By Mia Becker-Hansen | Contributor
Two of China’s previous lunar missions had flags, but these were part of the coatings on the craft and could therefore not be affixed onto the surface of the Moon.
There have been a grand total of six flags placed on the Moon up until now. The first had been planted by Buzz Aldrin in 1969, and a further five during subsequent missions up until 1972. The first flag is said by Buzz Aldrin to have been probably blown away by the winds from the Apollo lunar module blasting off, as it was placed too close to the module when erected. The remaining five are said by NASA to still be standing from looking at satellite imagery, but are likely to have been bleached white by the Sun’s glare over the years.
The Chinese flag is 2m wide and 90cm tall, weighing around a kilogram in total. The flag has been engineered to withstand the environment on the Moon such as protection against cold temperatures, as “An ordinary national flag on Earth would not survive the severe lunar environment,” project developer Cheng Chang said.
China’s Chang’e-5 space probe left on the 3rd of December to collect the first lunar samples brought back to the Earth in four decades. The last to be collected was that of the Soviet Luna 24 mission, which brought back 200g of material in 1976. Chang’e-5 is picking up 2kg. This makes China the third nation in the world to collect lunar samples, after the US and the Soviet Union in the 1960s and 1970s.

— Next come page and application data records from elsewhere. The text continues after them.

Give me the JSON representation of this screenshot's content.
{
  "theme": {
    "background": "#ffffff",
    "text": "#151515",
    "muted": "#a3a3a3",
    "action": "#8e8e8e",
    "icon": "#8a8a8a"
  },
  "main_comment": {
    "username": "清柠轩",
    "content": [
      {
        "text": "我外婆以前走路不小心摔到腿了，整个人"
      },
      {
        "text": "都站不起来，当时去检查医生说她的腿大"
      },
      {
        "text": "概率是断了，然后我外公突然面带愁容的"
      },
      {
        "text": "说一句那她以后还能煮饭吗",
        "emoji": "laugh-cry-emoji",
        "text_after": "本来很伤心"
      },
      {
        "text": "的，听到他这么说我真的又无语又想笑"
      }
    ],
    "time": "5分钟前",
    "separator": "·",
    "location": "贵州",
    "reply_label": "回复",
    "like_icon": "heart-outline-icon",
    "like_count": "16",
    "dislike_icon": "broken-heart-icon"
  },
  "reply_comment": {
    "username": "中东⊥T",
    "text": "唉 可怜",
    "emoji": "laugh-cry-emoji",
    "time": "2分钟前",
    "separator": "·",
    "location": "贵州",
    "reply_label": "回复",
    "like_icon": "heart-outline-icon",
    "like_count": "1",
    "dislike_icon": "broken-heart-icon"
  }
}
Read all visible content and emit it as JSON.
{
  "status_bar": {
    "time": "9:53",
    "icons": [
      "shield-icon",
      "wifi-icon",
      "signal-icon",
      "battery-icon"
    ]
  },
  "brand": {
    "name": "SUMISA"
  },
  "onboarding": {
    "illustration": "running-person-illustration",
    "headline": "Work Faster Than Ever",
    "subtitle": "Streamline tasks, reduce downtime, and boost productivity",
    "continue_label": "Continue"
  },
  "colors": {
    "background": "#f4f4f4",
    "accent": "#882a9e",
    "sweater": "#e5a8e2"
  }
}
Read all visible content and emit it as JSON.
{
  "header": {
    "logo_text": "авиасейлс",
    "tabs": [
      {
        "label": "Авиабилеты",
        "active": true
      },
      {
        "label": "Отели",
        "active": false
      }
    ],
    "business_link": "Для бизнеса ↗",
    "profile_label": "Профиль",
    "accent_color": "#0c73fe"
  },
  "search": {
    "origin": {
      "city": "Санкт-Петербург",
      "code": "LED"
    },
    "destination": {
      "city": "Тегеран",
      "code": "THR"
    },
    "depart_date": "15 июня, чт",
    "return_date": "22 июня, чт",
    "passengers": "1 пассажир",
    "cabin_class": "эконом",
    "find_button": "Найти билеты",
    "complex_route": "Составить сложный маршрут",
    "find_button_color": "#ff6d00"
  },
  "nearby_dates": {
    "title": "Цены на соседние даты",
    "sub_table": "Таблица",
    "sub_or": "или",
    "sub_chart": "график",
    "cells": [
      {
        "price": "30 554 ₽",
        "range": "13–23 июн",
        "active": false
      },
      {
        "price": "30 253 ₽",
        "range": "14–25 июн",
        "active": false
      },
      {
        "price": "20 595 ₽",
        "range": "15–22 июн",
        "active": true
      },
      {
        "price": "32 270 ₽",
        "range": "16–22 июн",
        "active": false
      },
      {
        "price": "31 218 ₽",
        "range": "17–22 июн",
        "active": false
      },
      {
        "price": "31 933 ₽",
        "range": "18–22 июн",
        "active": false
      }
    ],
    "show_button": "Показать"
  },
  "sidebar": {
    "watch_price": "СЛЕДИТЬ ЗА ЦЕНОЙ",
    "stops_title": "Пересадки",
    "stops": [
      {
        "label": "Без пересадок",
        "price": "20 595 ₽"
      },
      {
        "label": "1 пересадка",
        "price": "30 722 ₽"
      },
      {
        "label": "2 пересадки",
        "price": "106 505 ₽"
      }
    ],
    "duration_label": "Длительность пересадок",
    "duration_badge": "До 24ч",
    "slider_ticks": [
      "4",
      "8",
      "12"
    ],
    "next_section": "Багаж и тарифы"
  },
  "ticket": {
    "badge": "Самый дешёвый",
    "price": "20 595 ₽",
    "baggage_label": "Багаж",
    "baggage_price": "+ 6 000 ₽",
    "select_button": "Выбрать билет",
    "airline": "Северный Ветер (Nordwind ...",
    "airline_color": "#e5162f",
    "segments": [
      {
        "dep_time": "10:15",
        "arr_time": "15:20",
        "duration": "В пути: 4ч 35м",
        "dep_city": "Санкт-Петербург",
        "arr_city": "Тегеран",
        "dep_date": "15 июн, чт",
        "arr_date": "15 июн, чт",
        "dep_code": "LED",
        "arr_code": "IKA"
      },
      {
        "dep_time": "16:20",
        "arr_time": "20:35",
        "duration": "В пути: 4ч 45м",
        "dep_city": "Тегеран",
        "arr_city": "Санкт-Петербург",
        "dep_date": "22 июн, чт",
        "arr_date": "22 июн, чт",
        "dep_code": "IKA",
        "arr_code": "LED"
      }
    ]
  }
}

The samples are being collected from a previously unexplored area of the Moon known as Oceanus Procellarum (Ocean of Storms), a vast lava plain, with the hope of providing insight on the Moon’s origins, formation, and volcanic activity on its surface. The probe is equipped with tools such as a spectrometer, scoop, and drill to facilitate this. These samples will be returned in a capsule programmed to land in Northern China’s Inner Mongolia region.
The Chang’e-5 mission is China’s third successful Moon landing in the past seven years. It is the latest mission amongst plans for China’s “space dream”, as quoted by President Xi Jinping. This is among a plethora of ambitious targets including a rocket more powerful than NASA and SpaceX which will be able to carry heavier payloads, as well as a permanently crewed space station. China has put billions into their military-run space program, hoping to catch up with the US and Russia after years of always being a few steps behind in space exploration.